> [WHAT YOU NEED TO DO]:
Output all entries verbatim, dropping pictures.

━━━ RECORDS FOR THIS TASK ━━━

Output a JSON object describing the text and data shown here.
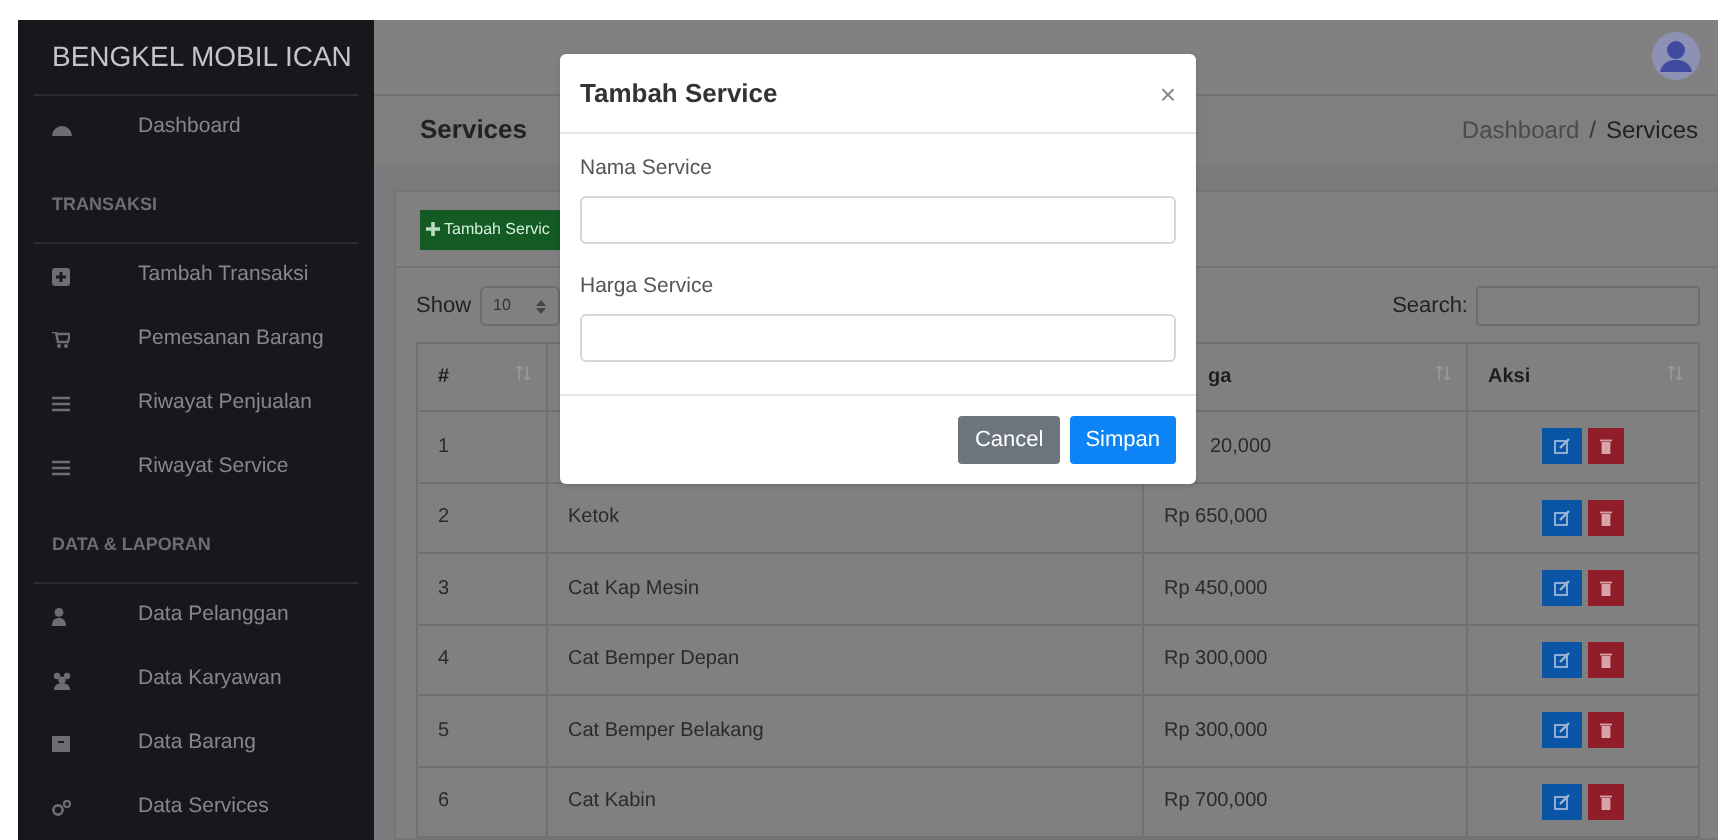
{
  "sidebar": {
    "brand": "BENGKEL MOBIL ICAN",
    "items": [
      {
        "kind": "link",
        "label": "Dashboard"
      },
      {
        "kind": "heading",
        "label": "TRANSAKSI"
      },
      {
        "kind": "link",
        "label": "Tambah Transaksi"
      },
      {
        "kind": "link",
        "label": "Pemesanan Barang"
      },
      {
        "kind": "link",
        "label": "Riwayat Penjualan"
      },
      {
        "kind": "link",
        "label": "Riwayat Service"
      },
      {
        "kind": "heading",
        "label": "DATA & LAPORAN"
      },
      {
        "kind": "link",
        "label": "Data Pelanggan"
      },
      {
        "kind": "link",
        "label": "Data Karyawan"
      },
      {
        "kind": "link",
        "label": "Data Barang"
      },
      {
        "kind": "link",
        "label": "Data Services"
      }
    ]
  },
  "page_header": {
    "title": "Services",
    "breadcrumb": [
      "Dashboard",
      "Services"
    ],
    "breadcrumb_separator": "/"
  },
  "card": {
    "add_button": "Tambah Servic",
    "show_label": "Show",
    "entries_select": "10",
    "search_label": "Search:",
    "table": {
      "columns": [
        "#",
        "",
        "ga",
        "Aksi"
      ],
      "rows": [
        {
          "cells": [
            "1",
            "",
            "20,000"
          ]
        },
        {
          "cells": [
            "2",
            "Ketok",
            "Rp 650,000"
          ]
        },
        {
          "cells": [
            "3",
            "Cat Kap Mesin",
            "Rp 450,000"
          ]
        },
        {
          "cells": [
            "4",
            "Cat Bemper Depan",
            "Rp 300,000"
          ]
        },
        {
          "cells": [
            "5",
            "Cat Bemper Belakang",
            "Rp 300,000"
          ]
        },
        {
          "cells": [
            "6",
            "Cat Kabin",
            "Rp 700,000"
          ]
        }
      ]
    }
  },
  "modal": {
    "title": "Tambah Service",
    "close": "×",
    "fields": [
      {
        "label": "Nama Service"
      },
      {
        "label": "Harga Service"
      }
    ],
    "buttons": [
      {
        "kind": "secondary",
        "label": "Cancel"
      },
      {
        "kind": "primary",
        "label": "Simpan"
      }
    ]
  }
}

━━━

> [RESPONSE TO THIS EXERCISE]:
Output a JSON object describing the text and data shown here.
{
  "sidebar": {
    "brand": "BENGKEL MOBIL ICAN",
    "items": [
      {
        "kind": "link",
        "label": "Dashboard"
      },
      {
        "kind": "heading",
        "label": "TRANSAKSI"
      },
      {
        "kind": "link",
        "label": "Tambah Transaksi"
      },
      {
        "kind": "link",
        "label": "Pemesanan Barang"
      },
      {
        "kind": "link",
        "label": "Riwayat Penjualan"
      },
      {
        "kind": "link",
        "label": "Riwayat Service"
      },
      {
        "kind": "heading",
        "label": "DATA & LAPORAN"
      },
      {
        "kind": "link",
        "label": "Data Pelanggan"
      },
      {
        "kind": "link",
        "label": "Data Karyawan"
      },
      {
        "kind": "link",
        "label": "Data Barang"
      },
      {
        "kind": "link",
        "label": "Data Services"
      }
    ]
  },
  "page_header": {
    "title": "Services",
    "breadcrumb": [
      "Dashboard",
      "Services"
    ],
    "breadcrumb_separator": "/"
  },
  "card": {
    "add_button": "Tambah Servic",
    "show_label": "Show",
    "entries_select": "10",
    "search_label": "Search:",
    "table": {
      "columns": [
        "#",
        "",
        "ga",
        "Aksi"
      ],
      "rows": [
        {
          "cells": [
            "1",
            "",
            "20,000"
          ]
        },
        {
          "cells": [
            "2",
            "Ketok",
            "Rp 650,000"
          ]
        },
        {
          "cells": [
            "3",
            "Cat Kap Mesin",
            "Rp 450,000"
          ]
        },
        {
          "cells": [
            "4",
            "Cat Bemper Depan",
            "Rp 300,000"
          ]
        },
        {
          "cells": [
            "5",
            "Cat Bemper Belakang",
            "Rp 300,000"
          ]
        },
        {
          "cells": [
            "6",
            "Cat Kabin",
            "Rp 700,000"
          ]
        }
      ]
    }
  },
  "modal": {
    "title": "Tambah Service",
    "close": "×",
    "fields": [
      {
        "label": "Nama Service"
      },
      {
        "label": "Harga Service"
      }
    ],
    "buttons": [
      {
        "kind": "secondary",
        "label": "Cancel"
      },
      {
        "kind": "primary",
        "label": "Simpan"
      }
    ]
  }
}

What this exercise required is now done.